What needs to be done: Scan the entries below for the word "seleccionar" and copy every line in which it occurs.

Data supplied:
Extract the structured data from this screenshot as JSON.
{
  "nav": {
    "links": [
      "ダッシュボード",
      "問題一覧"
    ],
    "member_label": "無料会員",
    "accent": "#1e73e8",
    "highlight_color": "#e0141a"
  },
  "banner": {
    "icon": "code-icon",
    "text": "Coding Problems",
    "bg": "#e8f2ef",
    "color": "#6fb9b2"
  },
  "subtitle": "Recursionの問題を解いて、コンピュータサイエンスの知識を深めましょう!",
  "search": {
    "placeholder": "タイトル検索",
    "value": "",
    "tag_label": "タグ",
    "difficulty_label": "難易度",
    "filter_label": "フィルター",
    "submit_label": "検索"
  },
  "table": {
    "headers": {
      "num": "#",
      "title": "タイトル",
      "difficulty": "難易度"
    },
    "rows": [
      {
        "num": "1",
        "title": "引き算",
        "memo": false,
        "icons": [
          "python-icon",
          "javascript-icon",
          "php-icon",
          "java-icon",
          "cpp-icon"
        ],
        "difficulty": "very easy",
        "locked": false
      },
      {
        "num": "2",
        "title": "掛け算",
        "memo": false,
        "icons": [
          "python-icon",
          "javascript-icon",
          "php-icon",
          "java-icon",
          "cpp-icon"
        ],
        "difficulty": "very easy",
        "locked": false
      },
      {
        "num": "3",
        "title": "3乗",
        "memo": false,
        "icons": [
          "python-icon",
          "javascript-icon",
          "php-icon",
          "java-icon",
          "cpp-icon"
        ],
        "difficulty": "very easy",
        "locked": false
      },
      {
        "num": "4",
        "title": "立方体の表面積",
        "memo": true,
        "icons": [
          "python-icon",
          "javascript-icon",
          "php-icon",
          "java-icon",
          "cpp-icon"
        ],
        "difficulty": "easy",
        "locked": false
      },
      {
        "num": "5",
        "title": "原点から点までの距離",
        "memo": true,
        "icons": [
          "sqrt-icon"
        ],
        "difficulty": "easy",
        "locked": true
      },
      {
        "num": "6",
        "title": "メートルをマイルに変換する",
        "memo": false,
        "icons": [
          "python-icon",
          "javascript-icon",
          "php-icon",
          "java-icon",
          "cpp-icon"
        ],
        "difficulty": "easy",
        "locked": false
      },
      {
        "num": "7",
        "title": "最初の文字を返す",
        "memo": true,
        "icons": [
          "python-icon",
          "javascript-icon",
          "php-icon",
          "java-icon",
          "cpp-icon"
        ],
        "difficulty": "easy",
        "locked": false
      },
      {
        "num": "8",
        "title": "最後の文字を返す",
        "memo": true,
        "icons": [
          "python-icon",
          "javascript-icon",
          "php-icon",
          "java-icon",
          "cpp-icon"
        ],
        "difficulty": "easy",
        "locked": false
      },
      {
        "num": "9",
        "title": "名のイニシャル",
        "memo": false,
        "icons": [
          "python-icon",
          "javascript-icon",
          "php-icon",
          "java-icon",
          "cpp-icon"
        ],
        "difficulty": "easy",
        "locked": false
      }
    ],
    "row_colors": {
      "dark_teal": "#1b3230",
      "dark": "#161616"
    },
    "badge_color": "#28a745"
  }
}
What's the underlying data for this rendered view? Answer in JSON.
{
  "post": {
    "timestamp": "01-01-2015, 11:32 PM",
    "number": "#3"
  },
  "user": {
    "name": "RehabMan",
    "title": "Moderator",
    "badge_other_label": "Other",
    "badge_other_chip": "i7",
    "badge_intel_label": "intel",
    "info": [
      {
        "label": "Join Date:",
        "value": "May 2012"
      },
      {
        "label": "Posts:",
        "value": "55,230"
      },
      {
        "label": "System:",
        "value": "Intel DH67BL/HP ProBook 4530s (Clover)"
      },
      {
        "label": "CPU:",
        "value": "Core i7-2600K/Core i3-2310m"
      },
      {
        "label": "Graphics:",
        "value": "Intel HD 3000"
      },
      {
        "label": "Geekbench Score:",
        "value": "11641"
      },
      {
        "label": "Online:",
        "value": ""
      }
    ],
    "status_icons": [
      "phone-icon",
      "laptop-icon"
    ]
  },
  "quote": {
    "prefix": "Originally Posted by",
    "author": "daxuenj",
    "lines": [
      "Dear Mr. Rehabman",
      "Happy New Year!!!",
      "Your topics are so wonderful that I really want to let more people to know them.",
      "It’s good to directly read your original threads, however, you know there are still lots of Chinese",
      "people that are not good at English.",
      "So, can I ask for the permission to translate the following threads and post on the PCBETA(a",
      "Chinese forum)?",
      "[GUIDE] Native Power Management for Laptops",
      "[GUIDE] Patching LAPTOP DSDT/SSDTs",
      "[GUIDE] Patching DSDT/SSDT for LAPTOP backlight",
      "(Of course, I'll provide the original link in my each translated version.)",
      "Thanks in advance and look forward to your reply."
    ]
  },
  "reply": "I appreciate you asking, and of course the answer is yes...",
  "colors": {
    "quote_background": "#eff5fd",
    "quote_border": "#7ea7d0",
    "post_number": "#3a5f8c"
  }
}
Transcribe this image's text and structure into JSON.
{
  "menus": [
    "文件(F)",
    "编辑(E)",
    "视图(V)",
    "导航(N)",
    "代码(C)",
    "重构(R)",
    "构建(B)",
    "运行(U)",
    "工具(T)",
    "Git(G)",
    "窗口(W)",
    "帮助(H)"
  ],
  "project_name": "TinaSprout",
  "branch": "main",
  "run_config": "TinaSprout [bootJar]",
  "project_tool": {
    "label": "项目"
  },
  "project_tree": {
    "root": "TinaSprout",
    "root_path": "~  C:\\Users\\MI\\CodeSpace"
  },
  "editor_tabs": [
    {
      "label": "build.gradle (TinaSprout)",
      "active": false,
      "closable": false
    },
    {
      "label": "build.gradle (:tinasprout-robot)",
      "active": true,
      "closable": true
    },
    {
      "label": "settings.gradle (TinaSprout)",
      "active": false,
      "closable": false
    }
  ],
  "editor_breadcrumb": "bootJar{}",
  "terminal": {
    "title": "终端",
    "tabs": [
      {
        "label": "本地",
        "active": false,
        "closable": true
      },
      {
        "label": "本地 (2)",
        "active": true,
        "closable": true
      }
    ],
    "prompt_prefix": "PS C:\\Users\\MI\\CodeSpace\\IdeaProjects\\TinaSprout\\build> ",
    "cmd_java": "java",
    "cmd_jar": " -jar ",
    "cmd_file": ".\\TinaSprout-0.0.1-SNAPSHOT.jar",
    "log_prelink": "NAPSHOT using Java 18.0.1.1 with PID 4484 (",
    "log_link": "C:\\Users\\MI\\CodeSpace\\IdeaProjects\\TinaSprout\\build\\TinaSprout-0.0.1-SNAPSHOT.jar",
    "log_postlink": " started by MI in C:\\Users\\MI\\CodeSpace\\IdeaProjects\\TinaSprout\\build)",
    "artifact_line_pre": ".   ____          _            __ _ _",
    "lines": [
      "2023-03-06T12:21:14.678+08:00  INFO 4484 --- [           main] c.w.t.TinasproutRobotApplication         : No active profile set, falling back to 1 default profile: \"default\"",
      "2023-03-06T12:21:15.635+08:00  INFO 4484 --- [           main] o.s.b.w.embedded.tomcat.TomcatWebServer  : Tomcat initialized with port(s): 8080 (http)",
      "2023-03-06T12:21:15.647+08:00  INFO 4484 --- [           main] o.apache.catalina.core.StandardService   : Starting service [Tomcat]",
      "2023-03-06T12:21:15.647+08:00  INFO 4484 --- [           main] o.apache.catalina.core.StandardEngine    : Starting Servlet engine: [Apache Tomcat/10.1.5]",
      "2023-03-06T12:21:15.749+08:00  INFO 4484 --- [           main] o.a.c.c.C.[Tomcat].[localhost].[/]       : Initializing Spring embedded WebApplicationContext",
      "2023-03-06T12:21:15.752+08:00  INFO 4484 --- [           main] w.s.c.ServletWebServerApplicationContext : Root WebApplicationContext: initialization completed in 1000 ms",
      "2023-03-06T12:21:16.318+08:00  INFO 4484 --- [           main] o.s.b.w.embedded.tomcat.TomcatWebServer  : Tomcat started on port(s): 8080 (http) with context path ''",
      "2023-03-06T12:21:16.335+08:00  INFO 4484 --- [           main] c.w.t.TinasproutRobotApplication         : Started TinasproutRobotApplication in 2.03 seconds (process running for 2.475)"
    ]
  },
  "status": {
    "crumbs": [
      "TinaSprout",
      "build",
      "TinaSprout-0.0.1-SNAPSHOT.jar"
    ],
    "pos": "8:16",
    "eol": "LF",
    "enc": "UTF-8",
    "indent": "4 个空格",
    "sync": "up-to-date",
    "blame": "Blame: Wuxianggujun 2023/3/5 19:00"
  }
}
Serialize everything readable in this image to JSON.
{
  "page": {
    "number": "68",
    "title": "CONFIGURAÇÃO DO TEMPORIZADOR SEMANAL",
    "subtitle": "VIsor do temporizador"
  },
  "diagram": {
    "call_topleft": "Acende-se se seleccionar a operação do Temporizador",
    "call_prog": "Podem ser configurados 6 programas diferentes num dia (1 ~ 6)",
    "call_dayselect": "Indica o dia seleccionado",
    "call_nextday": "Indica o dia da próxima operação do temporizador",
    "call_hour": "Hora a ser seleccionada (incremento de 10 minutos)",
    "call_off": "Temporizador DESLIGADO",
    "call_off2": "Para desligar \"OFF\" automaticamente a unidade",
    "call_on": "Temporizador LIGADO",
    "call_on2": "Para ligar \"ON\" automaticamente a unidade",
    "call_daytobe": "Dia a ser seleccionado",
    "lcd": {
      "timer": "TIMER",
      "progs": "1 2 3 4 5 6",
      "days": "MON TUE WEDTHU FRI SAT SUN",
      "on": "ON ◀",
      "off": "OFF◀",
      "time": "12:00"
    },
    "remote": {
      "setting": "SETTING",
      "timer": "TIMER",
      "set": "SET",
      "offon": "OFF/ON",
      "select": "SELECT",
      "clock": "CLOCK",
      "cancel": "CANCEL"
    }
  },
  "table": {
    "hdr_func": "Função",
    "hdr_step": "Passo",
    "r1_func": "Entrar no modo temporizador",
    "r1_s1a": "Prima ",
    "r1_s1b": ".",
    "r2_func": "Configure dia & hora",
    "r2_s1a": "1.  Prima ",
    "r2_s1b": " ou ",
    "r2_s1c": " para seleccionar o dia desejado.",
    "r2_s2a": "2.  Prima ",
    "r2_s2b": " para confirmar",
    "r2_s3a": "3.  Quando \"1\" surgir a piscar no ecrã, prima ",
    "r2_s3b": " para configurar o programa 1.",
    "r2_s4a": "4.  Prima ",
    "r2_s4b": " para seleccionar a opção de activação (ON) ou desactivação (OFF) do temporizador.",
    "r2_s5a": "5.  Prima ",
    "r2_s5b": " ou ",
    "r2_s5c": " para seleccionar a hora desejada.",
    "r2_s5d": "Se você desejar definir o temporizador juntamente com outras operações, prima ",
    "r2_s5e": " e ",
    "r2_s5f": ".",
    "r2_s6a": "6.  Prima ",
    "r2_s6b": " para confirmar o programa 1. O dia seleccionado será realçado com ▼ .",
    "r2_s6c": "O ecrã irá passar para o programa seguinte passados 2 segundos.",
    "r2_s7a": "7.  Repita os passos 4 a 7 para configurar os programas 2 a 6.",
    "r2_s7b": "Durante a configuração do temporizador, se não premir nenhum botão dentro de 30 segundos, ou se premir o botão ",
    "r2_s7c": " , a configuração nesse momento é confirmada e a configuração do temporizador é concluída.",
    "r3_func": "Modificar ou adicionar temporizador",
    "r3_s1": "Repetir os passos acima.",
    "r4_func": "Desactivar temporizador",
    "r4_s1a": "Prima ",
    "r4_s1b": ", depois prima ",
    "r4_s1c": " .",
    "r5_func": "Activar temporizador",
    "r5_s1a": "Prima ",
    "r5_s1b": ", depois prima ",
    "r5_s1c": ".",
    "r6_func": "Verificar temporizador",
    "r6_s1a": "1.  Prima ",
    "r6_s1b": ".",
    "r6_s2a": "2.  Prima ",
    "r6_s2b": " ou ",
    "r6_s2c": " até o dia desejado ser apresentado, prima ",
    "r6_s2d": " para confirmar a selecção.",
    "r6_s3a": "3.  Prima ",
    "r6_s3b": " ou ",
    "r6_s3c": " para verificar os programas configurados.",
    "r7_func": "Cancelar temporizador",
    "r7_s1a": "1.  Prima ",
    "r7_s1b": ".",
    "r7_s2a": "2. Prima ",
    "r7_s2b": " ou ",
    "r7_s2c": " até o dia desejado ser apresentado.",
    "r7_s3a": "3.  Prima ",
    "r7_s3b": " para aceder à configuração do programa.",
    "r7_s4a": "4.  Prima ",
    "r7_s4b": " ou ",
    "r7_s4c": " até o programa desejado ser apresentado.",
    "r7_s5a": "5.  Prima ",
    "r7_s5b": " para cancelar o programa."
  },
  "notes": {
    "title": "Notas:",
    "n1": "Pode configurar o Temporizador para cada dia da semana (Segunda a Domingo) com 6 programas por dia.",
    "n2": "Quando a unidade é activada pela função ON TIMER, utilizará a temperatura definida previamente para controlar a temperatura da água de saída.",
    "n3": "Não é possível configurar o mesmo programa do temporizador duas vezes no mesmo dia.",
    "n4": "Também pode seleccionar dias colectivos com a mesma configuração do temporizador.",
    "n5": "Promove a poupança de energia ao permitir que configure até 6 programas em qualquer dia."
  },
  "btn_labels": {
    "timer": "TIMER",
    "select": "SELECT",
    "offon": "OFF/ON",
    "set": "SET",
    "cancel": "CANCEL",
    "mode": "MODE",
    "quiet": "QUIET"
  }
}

Expected output:
    "call_topleft": "Acende-se se seleccionar a operação do Temporizador",
    "r2_s1c": " para seleccionar o dia desejado.",
    "r2_s4b": " para seleccionar a opção de activação (ON) ou desactivação (OFF) do temporizador.",
    "r2_s5c": " para seleccionar a hora desejada.",
    "n4": "Também pode seleccionar dias colectivos com a mesma configuração do temporizador.",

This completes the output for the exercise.